New Paintings by the American Artist at Gagosian London
Opening on 5th October and ending on 17th December this year, the London Gagosian Gallery will present a unique collection of new paintings by Ed Ruscha. In the restrained art works that compose Extremes and In-betweens, all completed in 2016, Ruscha sets in motion a dynamic interplay of words and their meanings in ascending and descending shifts of scale and tone that echo the relation of macrocosm to microcosm.
A distinct group of four paintings take up the recurring mountain motif in Ruscha’s oeuvre, which first appeared in the 1990s. Underscoring other references to cinematic devices across Ruscha’s oeuvre, the blushing mountain peaks that appear at the centre of each canvas are framed as if in a darkened cinematic aperture, and subtitled with relational word groups such as in All Some None. This verbal progression, in turn, echoes the conceptual vanishing points of the word paintings.
In a career spanning more than five decades, Ruscha has distilled the archetypal signs and symbols of the American vernacular into typographic and cinematic codes that are as accessible as they are profound. The wry choice of words and phrases that pervade his work draws upon the moments of incidental ambiguity implicit in the interplay between language and the concept that it signifies. Although his images are undeniably rooted in the signs and symbols of American reality closely observed, his elegant and laconic art speaks to more complex and widespread issues regarding the appearance, feel, and function of the world and our tenuous and transient place within it.

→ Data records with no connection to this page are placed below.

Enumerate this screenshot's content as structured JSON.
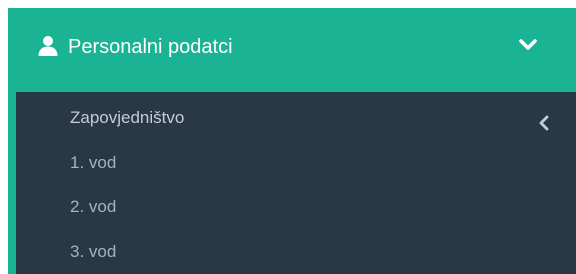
{
  "menu": {
    "title": "Personalni podatci",
    "icon": "user-icon",
    "expand_icon": "chevron-down-icon",
    "collapse_icon": "chevron-left-icon",
    "colors": {
      "header_bg": "#1ab394",
      "submenu_bg": "#293846",
      "text": "#a7b1c2"
    },
    "items": [
      {
        "label": "Zapovjedništvo"
      },
      {
        "label": "1. vod"
      },
      {
        "label": "2. vod"
      },
      {
        "label": "3. vod"
      }
    ]
  }
}
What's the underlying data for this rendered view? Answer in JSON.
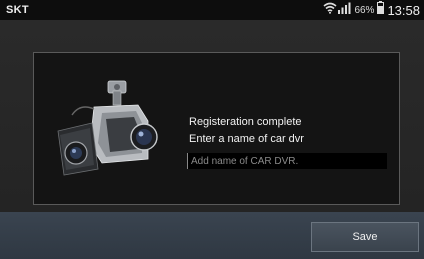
{
  "status_bar": {
    "carrier": "SKT",
    "battery_percent": "66%",
    "time": "13:58",
    "icons": [
      "wifi-icon",
      "signal-icon",
      "battery-icon"
    ]
  },
  "registration": {
    "line1": "Registeration complete",
    "line2": "Enter a name of car dvr",
    "name_input": {
      "value": "",
      "placeholder": "Add name of CAR DVR."
    },
    "image": "car-dvr-camera"
  },
  "footer": {
    "save_label": "Save"
  },
  "colors": {
    "background": "#262626",
    "panel": "#141414",
    "footer": "#343d47",
    "text": "#f2f2f2"
  }
}
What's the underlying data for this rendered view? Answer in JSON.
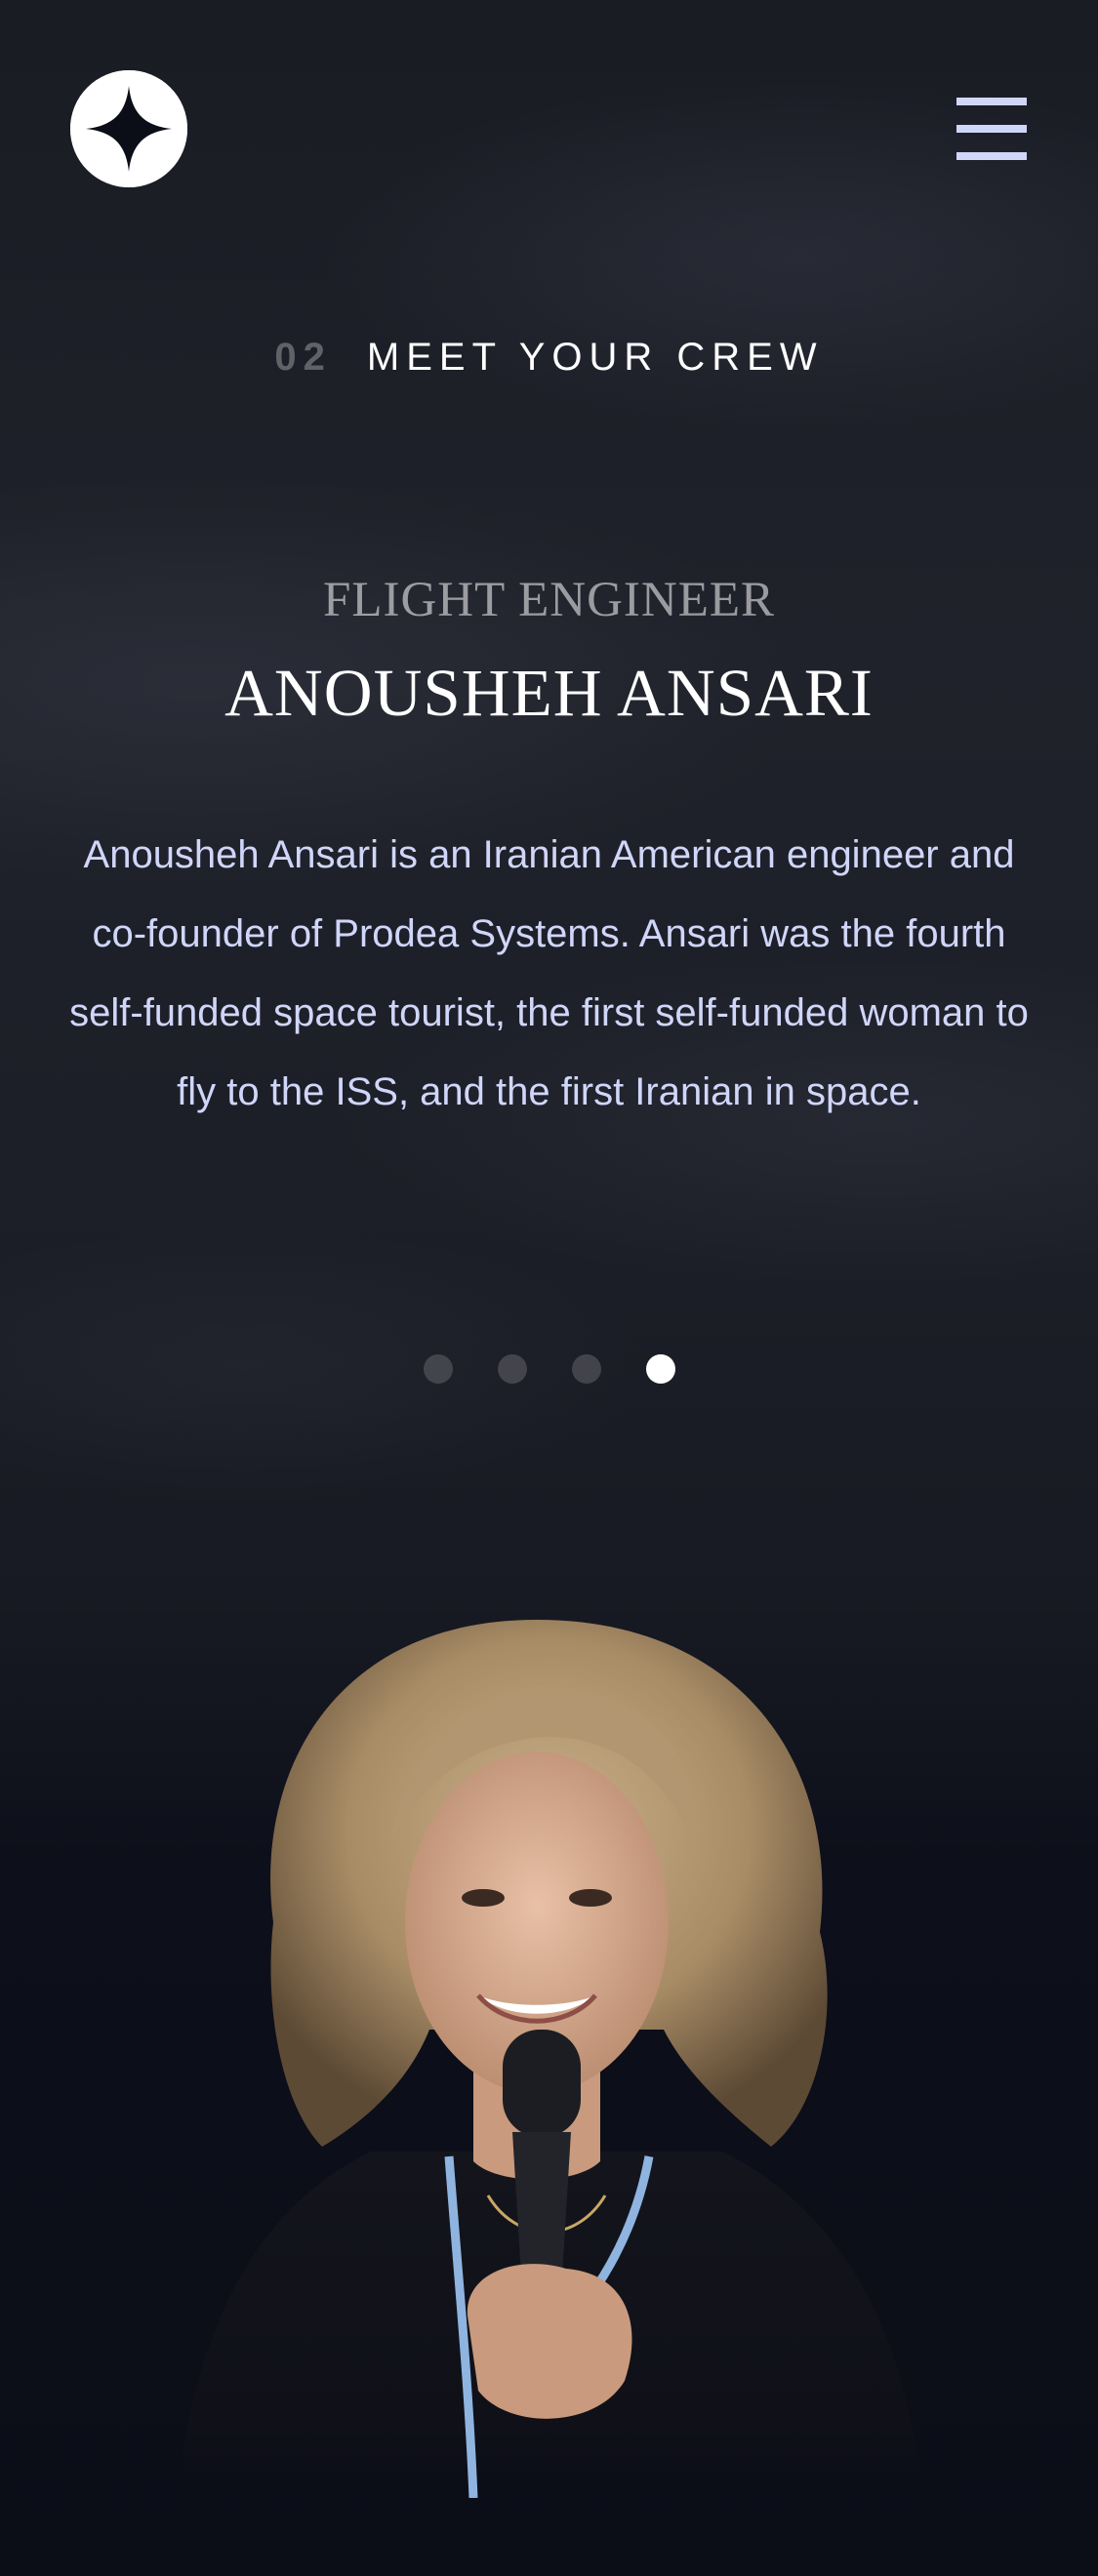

The Fine Arts Museums of San Francisco also opened a major solo exhibition of Ed Ruscha at the de Young Museum, which is on view from July 16, 2016 to October 9, 2016. Ed Ruscha and the Great American West features more than eighty works spanning the artist’s career, exploring his attachments to the sights and scenes of the iconic landscape.

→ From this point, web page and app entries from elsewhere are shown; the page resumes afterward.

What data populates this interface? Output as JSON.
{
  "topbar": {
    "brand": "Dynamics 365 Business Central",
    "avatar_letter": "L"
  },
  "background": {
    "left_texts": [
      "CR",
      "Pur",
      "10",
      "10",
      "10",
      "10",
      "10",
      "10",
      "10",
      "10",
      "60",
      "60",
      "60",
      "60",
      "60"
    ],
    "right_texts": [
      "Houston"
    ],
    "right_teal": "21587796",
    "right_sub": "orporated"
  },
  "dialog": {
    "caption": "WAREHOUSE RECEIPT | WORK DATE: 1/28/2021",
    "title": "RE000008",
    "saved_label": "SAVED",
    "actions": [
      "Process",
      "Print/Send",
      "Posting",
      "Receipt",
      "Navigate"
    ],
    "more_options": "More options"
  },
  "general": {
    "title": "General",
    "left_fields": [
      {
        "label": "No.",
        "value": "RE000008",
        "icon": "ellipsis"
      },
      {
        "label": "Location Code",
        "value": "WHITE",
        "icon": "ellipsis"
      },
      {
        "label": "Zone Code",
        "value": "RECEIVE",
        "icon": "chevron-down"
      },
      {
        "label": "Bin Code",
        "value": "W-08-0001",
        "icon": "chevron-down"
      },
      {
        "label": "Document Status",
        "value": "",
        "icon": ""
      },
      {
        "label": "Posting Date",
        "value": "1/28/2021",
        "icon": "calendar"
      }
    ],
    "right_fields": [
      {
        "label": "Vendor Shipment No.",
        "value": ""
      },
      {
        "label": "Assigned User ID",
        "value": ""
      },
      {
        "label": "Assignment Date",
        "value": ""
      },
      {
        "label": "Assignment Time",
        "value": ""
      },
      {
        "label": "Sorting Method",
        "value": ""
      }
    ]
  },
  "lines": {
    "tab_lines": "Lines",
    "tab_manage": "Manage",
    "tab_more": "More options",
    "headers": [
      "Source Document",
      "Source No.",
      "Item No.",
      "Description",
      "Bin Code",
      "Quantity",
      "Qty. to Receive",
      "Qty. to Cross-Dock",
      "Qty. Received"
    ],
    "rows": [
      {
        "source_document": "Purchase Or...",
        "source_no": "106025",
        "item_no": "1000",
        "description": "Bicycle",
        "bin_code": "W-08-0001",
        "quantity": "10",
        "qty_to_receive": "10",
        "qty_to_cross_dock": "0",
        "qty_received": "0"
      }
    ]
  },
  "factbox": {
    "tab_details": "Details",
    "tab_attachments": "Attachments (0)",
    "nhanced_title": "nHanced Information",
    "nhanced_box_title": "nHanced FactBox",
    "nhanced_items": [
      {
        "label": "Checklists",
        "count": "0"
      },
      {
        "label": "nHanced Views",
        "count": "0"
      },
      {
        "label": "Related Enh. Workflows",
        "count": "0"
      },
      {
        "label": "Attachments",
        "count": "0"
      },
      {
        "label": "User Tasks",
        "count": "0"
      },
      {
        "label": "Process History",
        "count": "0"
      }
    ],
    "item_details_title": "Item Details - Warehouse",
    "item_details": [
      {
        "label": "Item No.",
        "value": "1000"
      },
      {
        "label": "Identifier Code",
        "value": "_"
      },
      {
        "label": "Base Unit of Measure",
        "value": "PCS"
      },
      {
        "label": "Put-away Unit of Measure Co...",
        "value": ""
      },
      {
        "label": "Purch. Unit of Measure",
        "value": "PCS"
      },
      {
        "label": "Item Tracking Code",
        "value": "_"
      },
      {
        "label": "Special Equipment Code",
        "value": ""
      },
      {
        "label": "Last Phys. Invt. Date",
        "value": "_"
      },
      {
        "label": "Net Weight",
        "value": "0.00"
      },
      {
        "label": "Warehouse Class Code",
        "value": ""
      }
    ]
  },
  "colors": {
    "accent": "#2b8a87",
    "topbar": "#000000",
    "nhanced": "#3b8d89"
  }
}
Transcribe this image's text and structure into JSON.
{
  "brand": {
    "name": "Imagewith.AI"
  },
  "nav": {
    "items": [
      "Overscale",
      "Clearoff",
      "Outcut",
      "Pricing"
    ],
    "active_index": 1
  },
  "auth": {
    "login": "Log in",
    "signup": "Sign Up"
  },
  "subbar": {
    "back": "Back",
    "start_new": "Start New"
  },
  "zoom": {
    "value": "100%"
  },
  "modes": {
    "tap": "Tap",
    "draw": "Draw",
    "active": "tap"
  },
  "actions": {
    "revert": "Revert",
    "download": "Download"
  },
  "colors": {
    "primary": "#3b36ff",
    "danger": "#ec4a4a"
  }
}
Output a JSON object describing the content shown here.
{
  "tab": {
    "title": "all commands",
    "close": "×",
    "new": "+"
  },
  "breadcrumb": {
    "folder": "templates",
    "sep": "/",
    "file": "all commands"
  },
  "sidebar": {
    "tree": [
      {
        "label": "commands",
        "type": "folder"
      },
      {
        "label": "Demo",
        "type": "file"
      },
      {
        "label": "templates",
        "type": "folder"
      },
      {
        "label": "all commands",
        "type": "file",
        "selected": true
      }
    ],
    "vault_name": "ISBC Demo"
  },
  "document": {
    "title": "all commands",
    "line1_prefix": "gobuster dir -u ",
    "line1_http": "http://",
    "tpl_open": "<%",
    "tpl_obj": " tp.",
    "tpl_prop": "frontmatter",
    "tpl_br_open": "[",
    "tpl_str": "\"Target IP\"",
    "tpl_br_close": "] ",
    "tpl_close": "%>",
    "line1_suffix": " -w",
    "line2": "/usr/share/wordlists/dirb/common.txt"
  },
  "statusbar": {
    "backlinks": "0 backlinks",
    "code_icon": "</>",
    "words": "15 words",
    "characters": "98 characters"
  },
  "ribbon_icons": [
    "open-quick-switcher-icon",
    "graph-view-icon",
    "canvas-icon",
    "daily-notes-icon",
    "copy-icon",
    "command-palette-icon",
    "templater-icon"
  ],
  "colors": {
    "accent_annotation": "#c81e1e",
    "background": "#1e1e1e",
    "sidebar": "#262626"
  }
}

Ruscha currently lives and works in Los Angeles, California. (Source: Gagosian Gallery)